Different cultures bring different “gifts” to the greater community that include an appreciation of a sense of community or of our interdependence, and/or a handling of environmental or social problems. Either discuss or research examples of these “gifts” of a chosen ethnic group that is different from your own for an Operation Bon Appétit Dinner Party.
Video: There are many videos to stimulate conversations about being a global friend. This one appears on our website:
Farmers’ Cooperative in Zambia
How a Floridian couple, Michigan school students and an African farmer teamed up to enhance the education of girls and launch agricultural reform.

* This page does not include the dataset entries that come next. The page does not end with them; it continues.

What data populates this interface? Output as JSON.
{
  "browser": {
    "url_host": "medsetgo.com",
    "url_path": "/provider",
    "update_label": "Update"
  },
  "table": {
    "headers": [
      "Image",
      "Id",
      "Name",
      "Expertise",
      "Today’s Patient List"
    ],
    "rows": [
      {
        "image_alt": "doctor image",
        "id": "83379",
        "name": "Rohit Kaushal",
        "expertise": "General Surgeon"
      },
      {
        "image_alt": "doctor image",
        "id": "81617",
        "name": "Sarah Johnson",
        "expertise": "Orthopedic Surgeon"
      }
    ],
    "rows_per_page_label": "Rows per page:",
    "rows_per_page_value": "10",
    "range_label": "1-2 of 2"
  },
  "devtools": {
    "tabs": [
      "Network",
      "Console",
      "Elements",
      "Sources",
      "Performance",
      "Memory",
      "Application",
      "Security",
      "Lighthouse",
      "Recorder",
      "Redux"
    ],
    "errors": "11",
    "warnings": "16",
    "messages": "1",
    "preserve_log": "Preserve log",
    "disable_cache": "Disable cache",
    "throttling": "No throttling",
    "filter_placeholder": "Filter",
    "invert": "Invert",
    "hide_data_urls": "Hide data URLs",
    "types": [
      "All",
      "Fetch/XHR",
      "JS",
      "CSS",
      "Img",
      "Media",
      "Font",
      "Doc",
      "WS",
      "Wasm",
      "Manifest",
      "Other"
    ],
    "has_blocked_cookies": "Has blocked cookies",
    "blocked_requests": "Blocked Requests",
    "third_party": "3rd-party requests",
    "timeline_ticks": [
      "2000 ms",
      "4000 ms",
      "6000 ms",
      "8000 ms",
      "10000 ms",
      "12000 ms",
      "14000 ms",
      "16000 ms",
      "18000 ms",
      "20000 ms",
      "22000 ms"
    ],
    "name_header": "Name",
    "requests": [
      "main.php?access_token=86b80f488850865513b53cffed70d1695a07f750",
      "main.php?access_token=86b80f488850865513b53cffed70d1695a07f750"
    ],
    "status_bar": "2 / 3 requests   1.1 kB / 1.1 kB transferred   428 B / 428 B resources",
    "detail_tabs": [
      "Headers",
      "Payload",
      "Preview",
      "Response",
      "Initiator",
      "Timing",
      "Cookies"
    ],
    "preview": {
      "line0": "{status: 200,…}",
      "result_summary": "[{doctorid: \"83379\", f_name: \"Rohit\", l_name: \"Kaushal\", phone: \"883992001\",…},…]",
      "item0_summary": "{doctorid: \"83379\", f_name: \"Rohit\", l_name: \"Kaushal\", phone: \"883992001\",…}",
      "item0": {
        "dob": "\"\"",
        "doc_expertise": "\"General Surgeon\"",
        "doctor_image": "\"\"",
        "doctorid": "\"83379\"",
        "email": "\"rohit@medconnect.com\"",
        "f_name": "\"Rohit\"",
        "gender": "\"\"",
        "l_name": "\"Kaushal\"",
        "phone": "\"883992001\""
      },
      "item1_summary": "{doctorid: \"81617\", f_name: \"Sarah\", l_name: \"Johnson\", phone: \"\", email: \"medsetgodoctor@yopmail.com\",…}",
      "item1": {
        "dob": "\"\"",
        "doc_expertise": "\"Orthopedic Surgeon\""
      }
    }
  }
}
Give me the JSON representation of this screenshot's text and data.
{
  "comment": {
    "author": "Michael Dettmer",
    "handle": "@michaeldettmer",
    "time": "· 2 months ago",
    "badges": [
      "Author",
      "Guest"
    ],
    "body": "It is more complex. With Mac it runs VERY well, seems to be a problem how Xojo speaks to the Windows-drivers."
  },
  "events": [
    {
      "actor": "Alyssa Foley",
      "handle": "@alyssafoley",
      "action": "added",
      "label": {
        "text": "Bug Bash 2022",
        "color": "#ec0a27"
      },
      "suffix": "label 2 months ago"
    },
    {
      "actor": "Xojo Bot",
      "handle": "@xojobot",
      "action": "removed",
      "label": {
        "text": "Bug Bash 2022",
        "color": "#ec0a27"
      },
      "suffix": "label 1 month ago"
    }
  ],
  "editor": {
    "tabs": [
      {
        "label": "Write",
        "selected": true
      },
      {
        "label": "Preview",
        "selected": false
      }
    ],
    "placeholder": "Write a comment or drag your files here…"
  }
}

Family, Friends, Neighbors, Colleagues, Students, Diplomats, Service People—Grocery Store Clerks, Dry Cleaners, Restaurant Workers—Of Various Ethnic Backgrounds
Round Table—Kitchen, Dinning Room, or Living Room; Hispanic, Asian, European, Australian, Canadian, African, Indian, Island or Indigenous People’s Club Room or Faith Community Space; Decorate space within your own home with flags or pictures from different countries.
Paper Mache globe with children in ethnic dress of different countries surrounding the globe and holding hands, with Dove of Peace on top
OR Collage of Photos of Different Countries Glued to Cone made from Poster Board to be placed in center of table.
Guest brings CD of Favorite Ethnic Songs to be played softly in background.
Potluck of Ethnic Dishes: Give guests choices of appetizer, entrée, salad, and dessert.
Drinks: Wine or Favorite Beverage from various countries including U.S. A dish served in Zambia appears below. Cowpeas are similar to blackeye peas.
Share a custom from your ethnic history that you grew up with or one that you know about and like from another culture.
Questions to be Asked after a Glass of Wine
- Have you traveled to a country outside your country of origin? What were highlights, new custom you learned or surprises from that trip? Think about foods, people you met, places you visited, or geographic differences.If you could live outside the United States, where would you choose? Why?Research shows that when we interact with people from an ethnic group different from our own, negative bias is reduced. Have you had that experience or know of someone who has? Discuss actions to expand the diversity of your circle of friends and acquaintances that you have taken or could take to include people from different ethnic groups.
Food for Thought related to Zambia Video:
- George and Val have a passion to help people living in Zambia. Please share your passion or that of someone you know who is involved in helping people in a foreign country.
- Please share your thoughts and reaction to Project Cope and its effort to bring economic development to Zambia that includes no charity and the formation of a Farmers Cooperative that established a bank with the purpose of loans for other farmers and villages’ purchase of tractors.
- The interest and dedication of the school children in Michigan has been a critical ingredient both for funding the Project Cope tractors and the formation of relationships with the children living in the village. What difference have they made?
- George points out that there is no Non-Governmental Organization involved in Project Cope; it is a People to People Project. Please share your thoughts and reaction.
- For more information please contact COPEzambia.org
- Discuss actions you and/or the group can take to expand your diversity to include people from different ethnic groups. Then, do it.
- Different cultures bring different “gifts” to the greater community that include an appreciation of a sense of community or of our interdependence, and/or a handling of environmental or social problems. Either discuss or research examples of these “gifts” of a chosen ethnic group different from your own for the next Operation Bon Appétit Dinner.
Our differences are gifts we bring to each other. (Myers Briggs Type Indicator)
“Life lies in diversity, not in monotony.” M.K. Soni
A true friend is someone who thinks that you are a good egg even though he knows that you are slightly cracked. (Bernard Meltzer)